As the careers of emergency responders have become a hot topic throughout Hollywood, appearing in such popular shows as Chicago Med, Grey’s Anatomy, Chicago Fire, and Chicago PD, the roll of EMTs and Paramedics have gained considerable attention. In many cases, they are first on the scene. Uniformed, trained responders who just to the aid of those injured in accidents, hurt during natural disasters, or suffering from various medical conditions. They hop out of ambulances and off fire trucks to save the lives of those in need. They can be seen in life star helicopters and throughout the hospital halls jumping in to rescue someone from a life-threatening situation. So, the question that many ask is, what is the difference between EMTs and Paramedics? Or, are they the same?

Entry Level Emergency Response Positions

The difference between EMTS and Paramedics is mostly to do with education and the scope of their practice, or the degree of care they can administer. Although both positions have the knowledge and skills to transport patients and provide emergency care, their levels of certification and hours in training vary considerably.

EMT certification is considered the entry level certification of emergency responders. While it is still an intense course that requires responders to have adequate training to jump into action in an emergency setting, emergency medical technicians are limited in the treatment they can provide to patients during pre-hospital care. All EMT education and training is the foundation for any emergency responder position. Without the basic skills learned when becoming certified to be an EMT, providers who have higher certifications wouldn’t be able to perform the basic, yet important, measures to save a life.

Most EMT courses require between 120 and 150 hours of education. This includes lectures, hands-on skills, training, clinical, and field internships. Many people use the EMT position as a stepping stone into higher positions in the field of emergency response, such as becoming a Paramedic. The basic level life support performed by EMTs includes:
  • Taking vital signs
  • Bandaging and splinting
  • Spinal immobilization
  • CPR
  • Administering Oxygen
  • Administering glucose for diabetics

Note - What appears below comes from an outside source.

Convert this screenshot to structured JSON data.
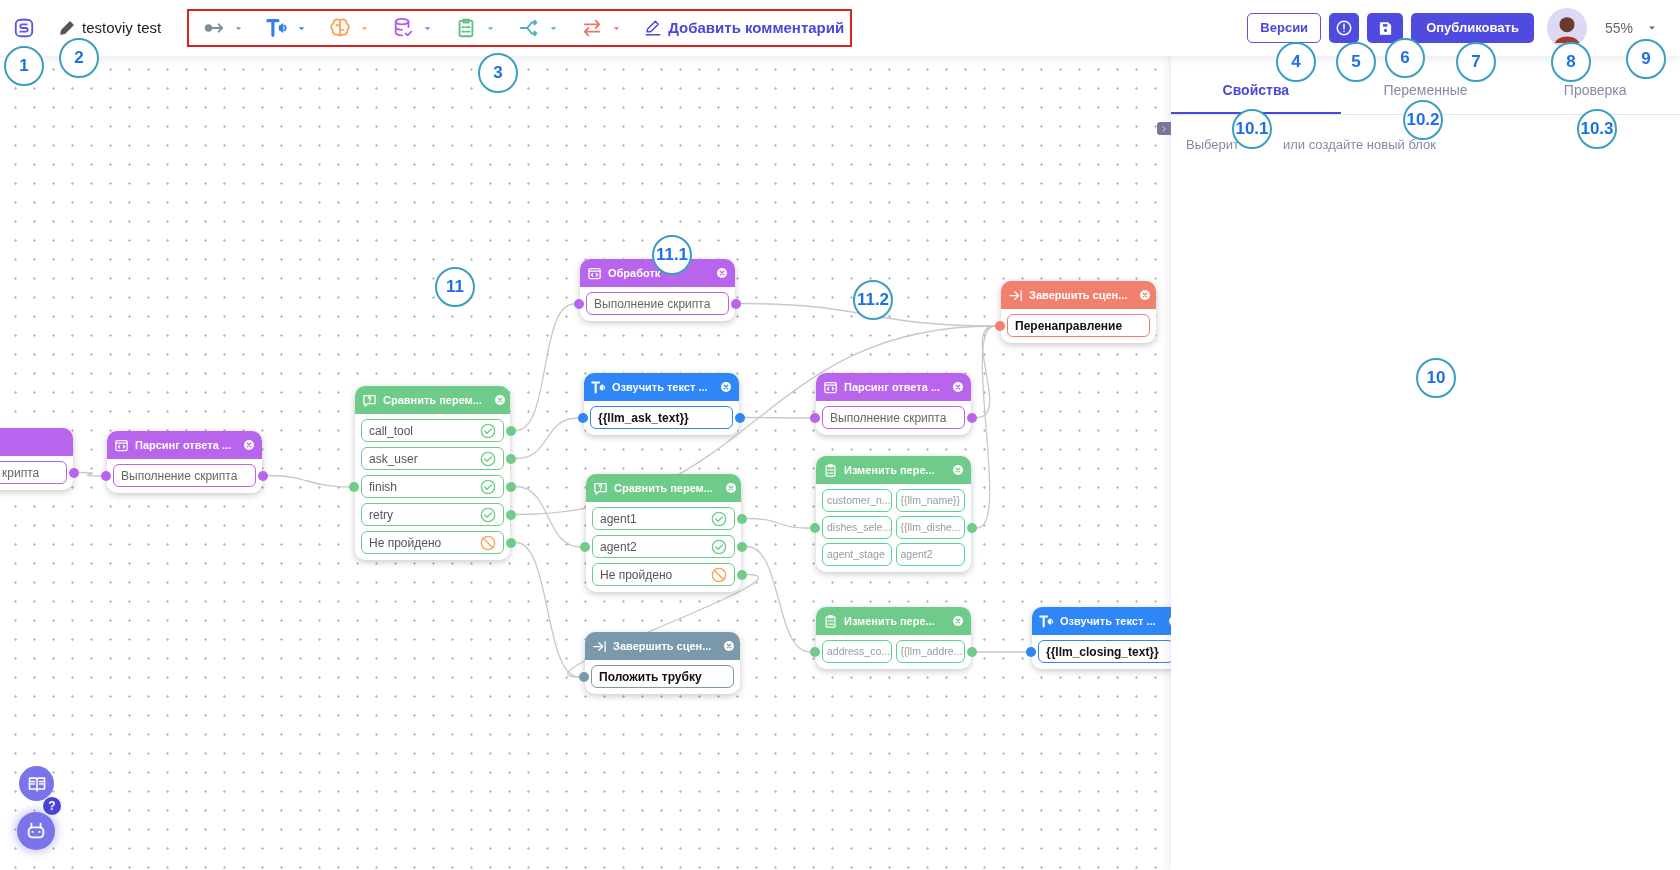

  • Treating asthma
  • Tending to allergic reactions
Anything beyond these basic types of treatment limits an EMTs ability to provide care. Since they are not allowed to break skin, tending to some types of allergic reaction and administering needles is not allowed.Advancing to a ParamedicBecoming a Paramedic takes a lot more training than finishing the EMT course. While EMTs have 120-150 hours of training, Paramedics have anywhere from 1200 to 1800 hours of training. A Paramedic’s training doesn’t only involve an increase in hours, they are highly educated in topics such as:

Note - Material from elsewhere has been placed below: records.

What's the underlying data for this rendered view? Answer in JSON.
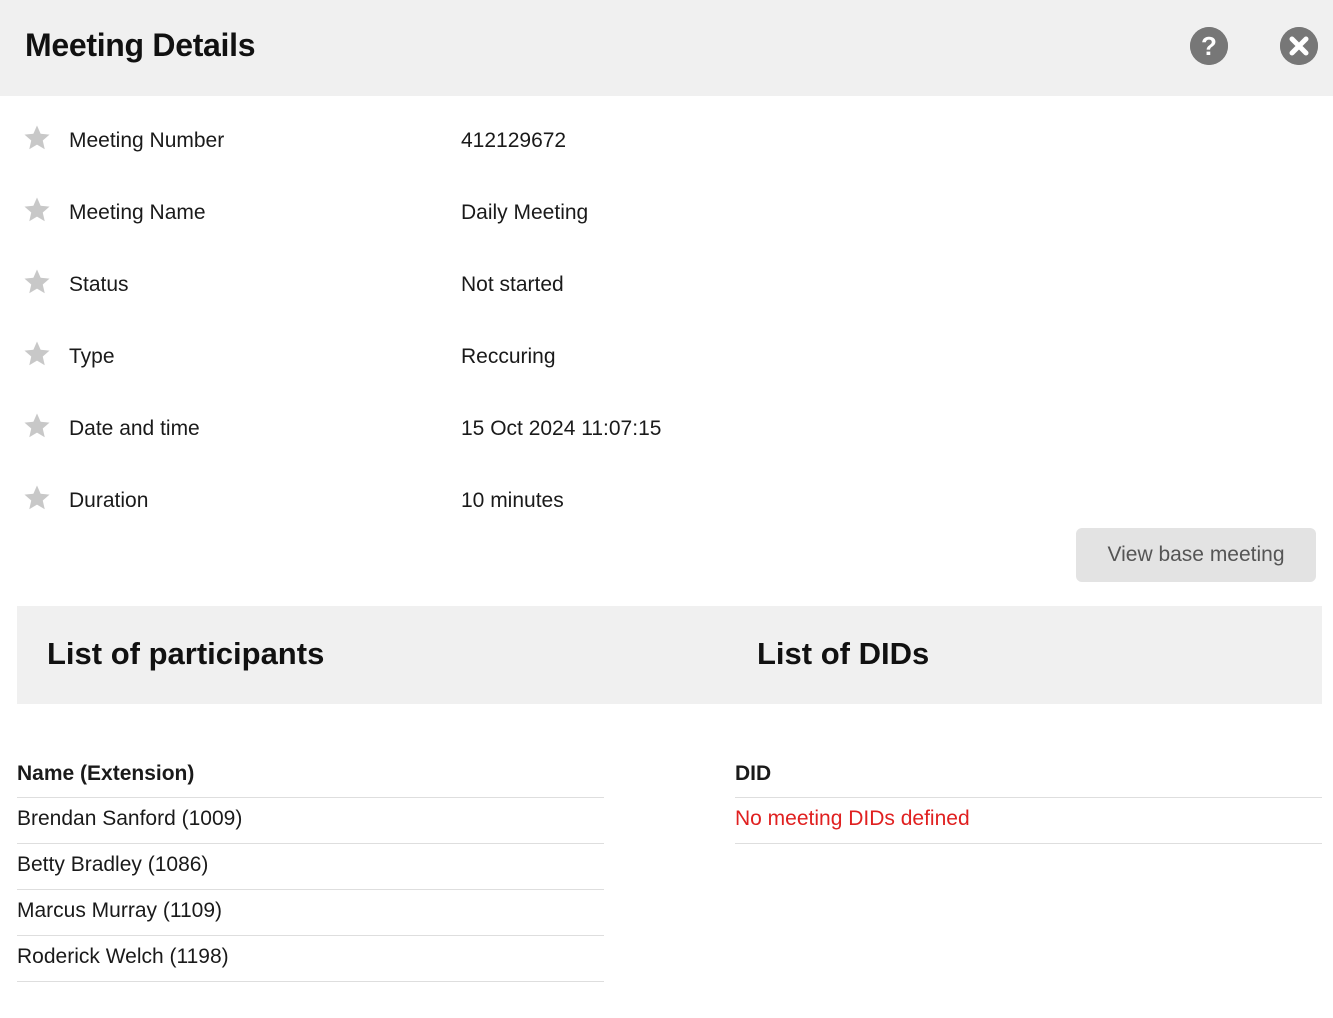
{
  "header": {
    "title": "Meeting Details",
    "help_icon": "question-circle-icon",
    "close_icon": "close-circle-icon"
  },
  "details": [
    {
      "label": "Meeting Number",
      "value": "412129672"
    },
    {
      "label": "Meeting Name",
      "value": "Daily Meeting"
    },
    {
      "label": "Status",
      "value": "Not started"
    },
    {
      "label": "Type",
      "value": "Reccuring"
    },
    {
      "label": "Date and time",
      "value": "15 Oct 2024 11:07:15"
    },
    {
      "label": "Duration",
      "value": "10 minutes"
    }
  ],
  "actions": {
    "view_base_meeting": "View base meeting"
  },
  "participants": {
    "title": "List of participants",
    "column": "Name (Extension)",
    "rows": [
      "Brendan Sanford (1009)",
      "Betty Bradley (1086)",
      "Marcus Murray (1109)",
      "Roderick Welch (1198)"
    ]
  },
  "dids": {
    "title": "List of DIDs",
    "column": "DID",
    "empty_message": "No meeting DIDs defined"
  },
  "colors": {
    "header_bg": "#f0f0f0",
    "icon_gray": "#777777",
    "star_gray": "#c8c8c8",
    "error_red": "#e02020",
    "button_bg": "#e3e3e3"
  }
}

  • Anatomy
  • Physiology
  • Cardiology
  • Medication
  • Medical procedures
Paramedics undergo an additional six to twelve months of education. In addition to being able to perform all the medical assistance of an EMT, Paramedics can:

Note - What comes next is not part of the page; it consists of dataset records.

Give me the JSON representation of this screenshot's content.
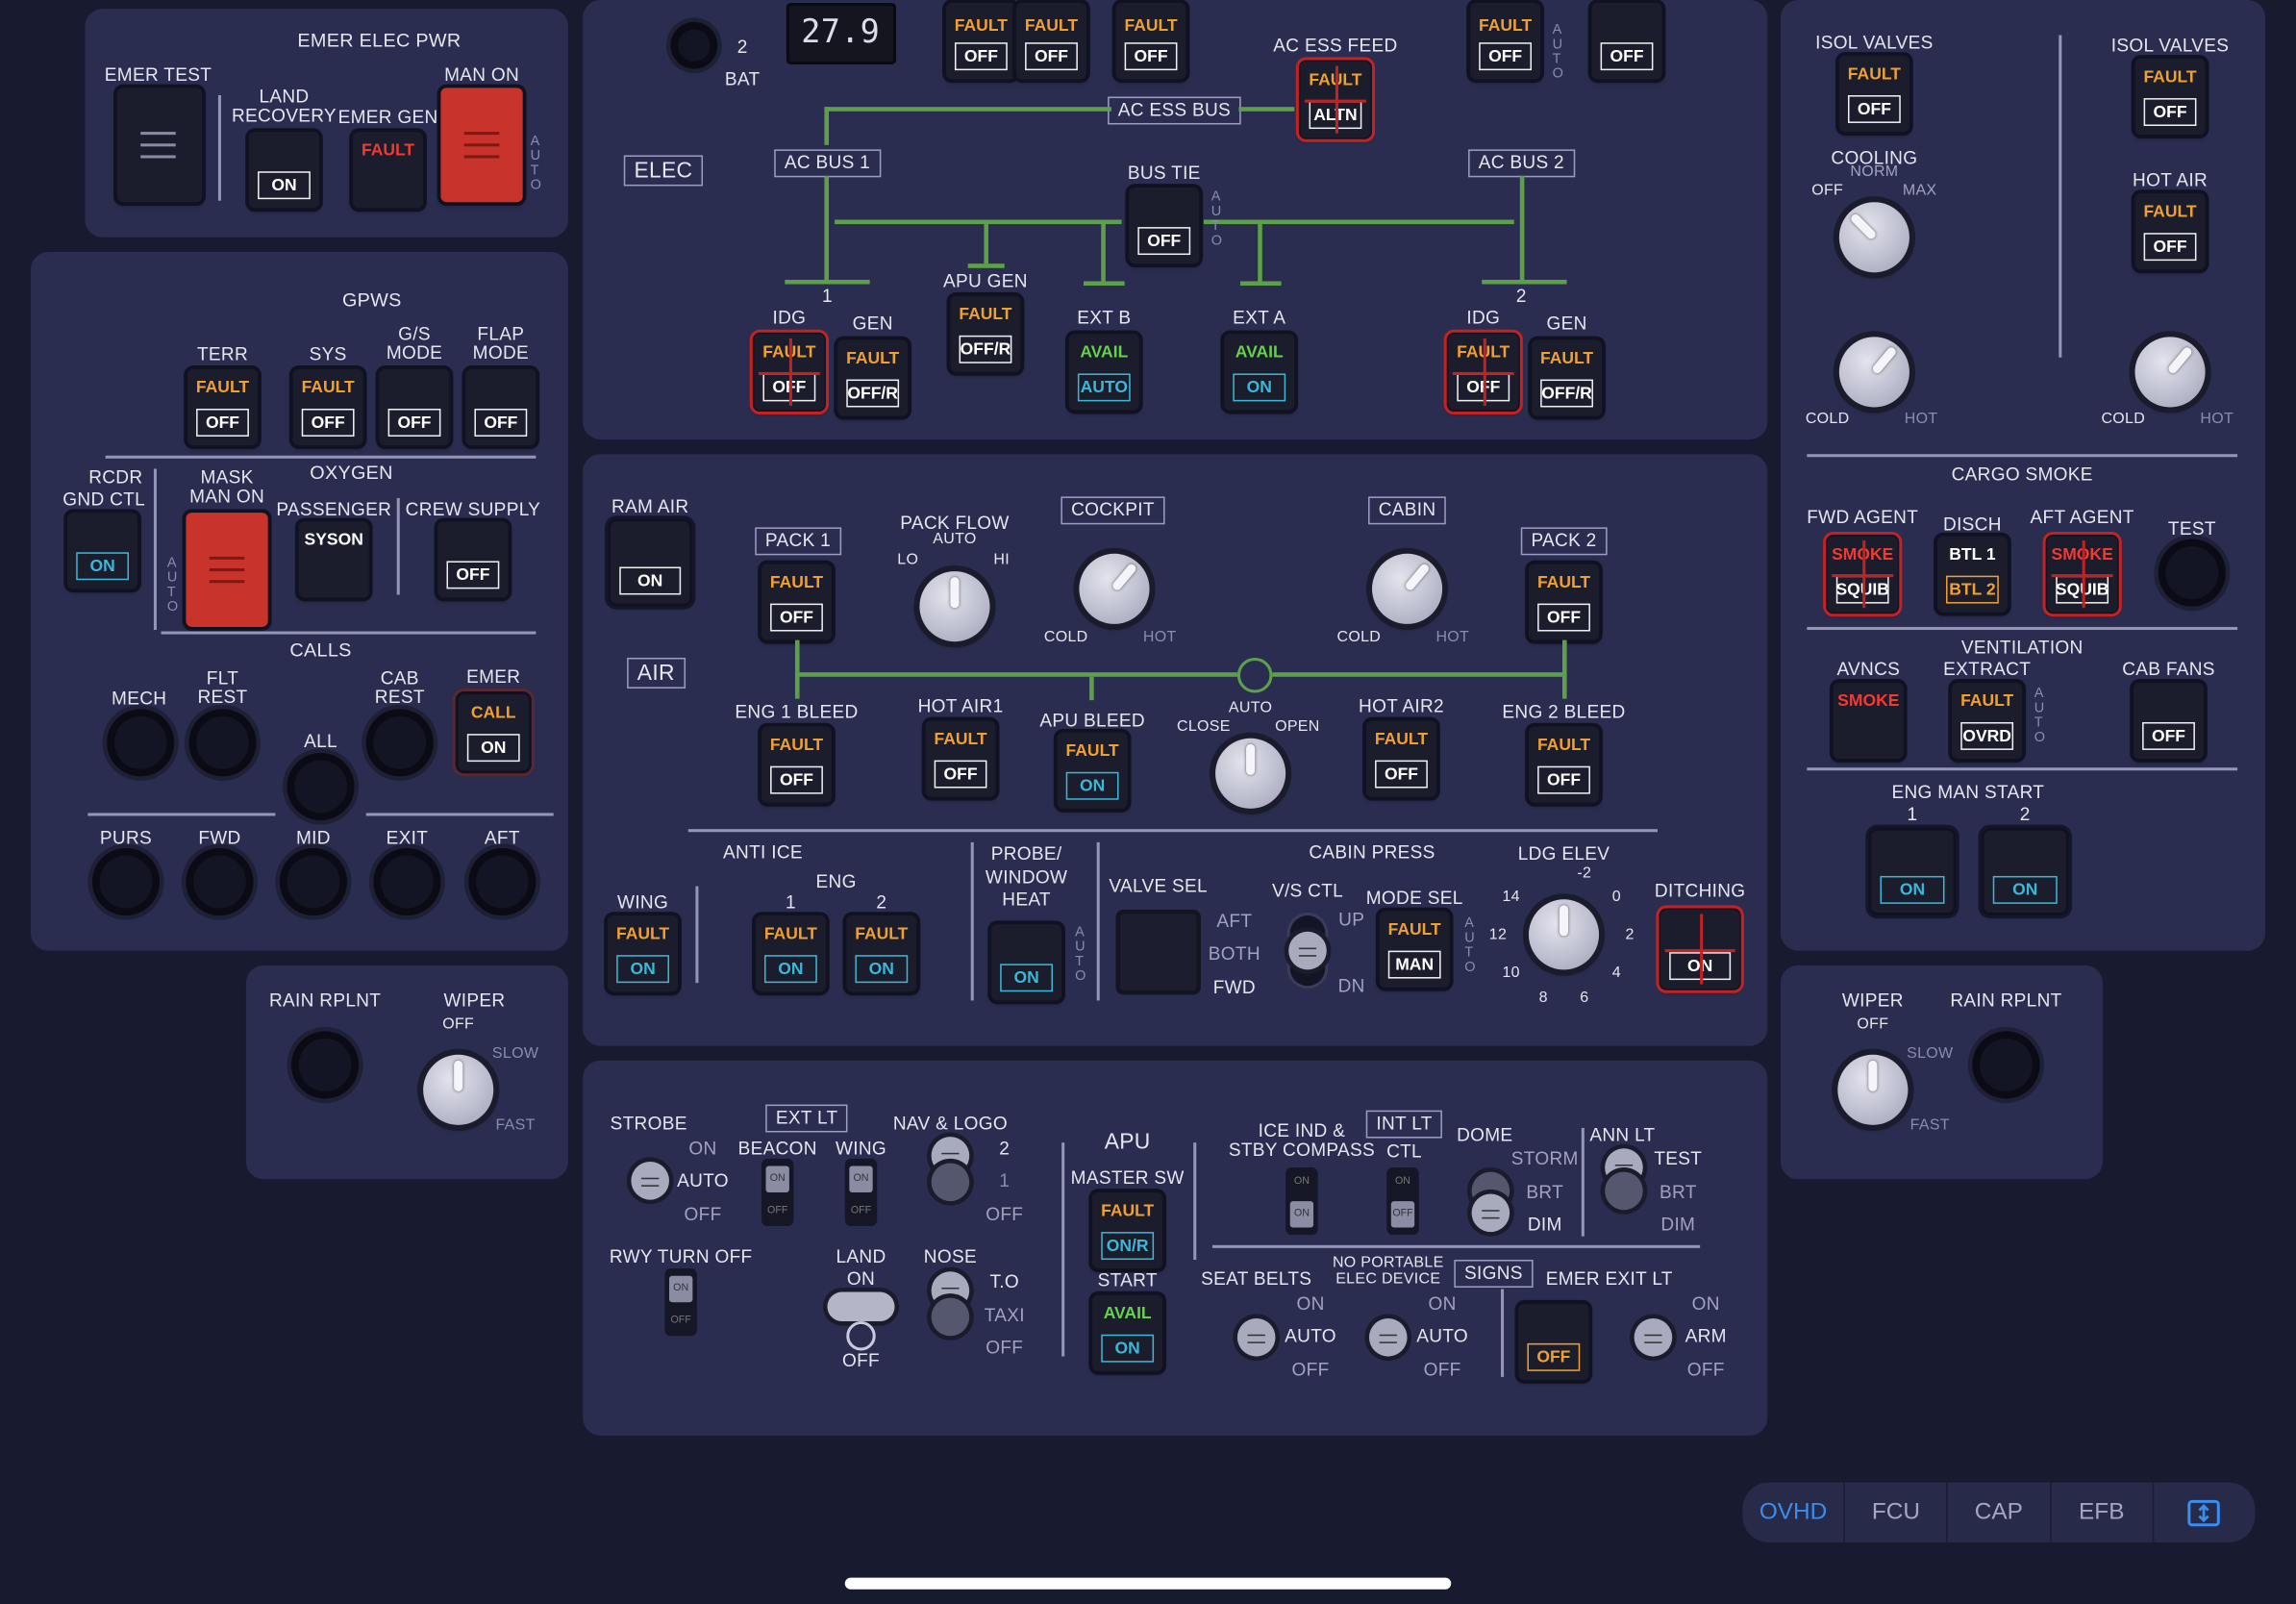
{
  "elec": {
    "emer_title": "EMER ELEC PWR",
    "emer_test": "EMER TEST",
    "land_recovery": "LAND\nRECOVERY",
    "emer_gen": "EMER GEN",
    "man_on": "MAN ON",
    "auto": "A\nU\nT\nO",
    "bat": "BAT",
    "bat_num": "2",
    "bat_volts": "27.9",
    "elec_label": "ELEC",
    "ac_ess_feed": "AC ESS FEED",
    "ac_ess_bus": "AC ESS BUS",
    "ac_bus_1": "AC BUS 1",
    "ac_bus_2": "AC BUS 2",
    "bus_tie": "BUS TIE",
    "apu_gen": "APU GEN",
    "ext_b": "EXT B",
    "ext_a": "EXT A",
    "idg": "IDG",
    "gen": "GEN",
    "one": "1",
    "two": "2"
  },
  "gpws": {
    "title": "GPWS",
    "terr": "TERR",
    "sys": "SYS",
    "gs_mode": "G/S\nMODE",
    "flap_mode": "FLAP\nMODE"
  },
  "oxygen": {
    "title": "OXYGEN",
    "rcdr": "RCDR",
    "gnd_ctl": "GND CTL",
    "mask_man_on": "MASK\nMAN ON",
    "passenger": "PASSENGER",
    "crew_supply": "CREW SUPPLY",
    "syson": "SYSON"
  },
  "calls": {
    "title": "CALLS",
    "mech": "MECH",
    "flt_rest": "FLT\nREST",
    "cab_rest": "CAB\nREST",
    "emer": "EMER",
    "all": "ALL",
    "call": "CALL",
    "purs": "PURS",
    "fwd": "FWD",
    "mid": "MID",
    "exit": "EXIT",
    "aft": "AFT"
  },
  "wiper_l": {
    "rain": "RAIN RPLNT",
    "wiper": "WIPER",
    "off": "OFF",
    "slow": "SLOW",
    "fast": "FAST"
  },
  "wiper_r": {
    "rain": "RAIN RPLNT",
    "wiper": "WIPER",
    "off": "OFF",
    "slow": "SLOW",
    "fast": "FAST"
  },
  "air": {
    "ram_air": "RAM AIR",
    "air_label": "AIR",
    "pack1": "PACK 1",
    "pack2": "PACK 2",
    "pack_flow": "PACK FLOW",
    "auto": "AUTO",
    "lo": "LO",
    "hi": "HI",
    "cockpit": "COCKPIT",
    "cabin": "CABIN",
    "cold": "COLD",
    "hot": "HOT",
    "eng1_bleed": "ENG 1 BLEED",
    "hot_air1": "HOT AIR1",
    "apu_bleed": "APU BLEED",
    "close": "CLOSE",
    "open": "OPEN",
    "hot_air2": "HOT AIR2",
    "eng2_bleed": "ENG 2 BLEED"
  },
  "anti_ice": {
    "title": "ANTI ICE",
    "wing": "WING",
    "eng": "ENG",
    "one": "1",
    "two": "2",
    "probe": "PROBE/\nWINDOW\nHEAT"
  },
  "press": {
    "title": "CABIN PRESS",
    "valve_sel": "VALVE SEL",
    "aft": "AFT",
    "both": "BOTH",
    "fwd": "FWD",
    "vs_ctl": "V/S CTL",
    "up": "UP",
    "dn": "DN",
    "mode_sel": "MODE SEL",
    "man": "MAN",
    "ldg_elev": "LDG ELEV",
    "ditching": "DITCHING",
    "scale": [
      "-2",
      "0",
      "2",
      "4",
      "6",
      "8",
      "10",
      "12",
      "14"
    ]
  },
  "lights": {
    "strobe": "STROBE",
    "on": "ON",
    "auto": "AUTO",
    "off": "OFF",
    "ext_lt": "EXT LT",
    "beacon": "BEACON",
    "wing": "WING",
    "nav_logo": "NAV & LOGO",
    "two": "2",
    "one": "1",
    "rwy_turn_off": "RWY TURN OFF",
    "land": "LAND",
    "nose": "NOSE",
    "to": "T.O",
    "taxi": "TAXI",
    "apu": "APU",
    "master_sw": "MASTER SW",
    "on_r": "ON/R",
    "start": "START",
    "avail": "AVAIL",
    "ice_ind": "ICE IND &\nSTBY COMPASS",
    "int_lt": "INT LT",
    "ctl": "CTL",
    "dome": "DOME",
    "storm": "STORM",
    "brt": "BRT",
    "dim": "DIM",
    "ann_lt": "ANN LT",
    "test": "TEST",
    "seat_belts": "SEAT BELTS",
    "no_portable": "NO PORTABLE\nELEC DEVICE",
    "signs": "SIGNS",
    "emer_exit_lt": "EMER EXIT LT",
    "arm": "ARM"
  },
  "right": {
    "isol_valves": "ISOL VALVES",
    "cooling": "COOLING",
    "norm": "NORM",
    "max": "MAX",
    "off": "OFF",
    "hot_air": "HOT AIR",
    "cold": "COLD",
    "hot": "HOT",
    "cargo_smoke": "CARGO SMOKE",
    "fwd_agent": "FWD AGENT",
    "disch": "DISCH",
    "aft_agent": "AFT AGENT",
    "test": "TEST",
    "smoke": "SMOKE",
    "squib": "SQUIB",
    "btl1": "BTL 1",
    "btl2": "BTL 2",
    "ventilation": "VENTILATION",
    "avncs": "AVNCS",
    "extract": "EXTRACT",
    "cab_fans": "CAB FANS",
    "ovrd": "OVRD",
    "auto": "A\nU\nT\nO",
    "eng_man_start": "ENG MAN START",
    "one": "1",
    "two": "2"
  },
  "pb": {
    "fault": "FAULT",
    "off": "OFF",
    "on": "ON",
    "offr": "OFF/R",
    "avail": "AVAIL",
    "auto": "AUTO",
    "altn": "ALTN"
  },
  "tabs": [
    {
      "label": "OVHD"
    },
    {
      "label": "FCU"
    },
    {
      "label": "CAP"
    },
    {
      "label": "EFB"
    }
  ],
  "colors": {
    "panel": "#2b2d50",
    "background": "#181a30",
    "fault_amber": "#f0a030",
    "fault_red": "#f03a32",
    "avail_green": "#64d24a",
    "on_cyan": "#3ab8d8",
    "bus_line_green": "#5ea04a",
    "tab_active": "#3a8ef0"
  }
}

  • Administer IVs
  • Administer medications
  • Perform airway management
  • Resuscitate patients
  • Address heart attacks
  • Deal with trauma
Additionally, Paramedics are required to maintain all their licensed healthcare professional training. They undergo extensive pre-hospital advanced life support education. Besides their college based education, they add in 500 hours of field training. Once they are licensed, Paramedics maintain their training in such courses as:
  • Advanced Cardiac Life Support
  • Pediatric Advanced Life Support
  • Neonatal Resuscitation Programs
  • Pre-Hospital Trauma Life Support
  • Critical Care
  • Flight Paramedic Training
Whether looking at the career of an EMT or Paramedic, while the training and positions are different, both are noble professions. To run into an emergency scene, while others are running away, is a true sign of heroism. And whether you have extensive training, or basic, entry level training, it takes a special person to do the job.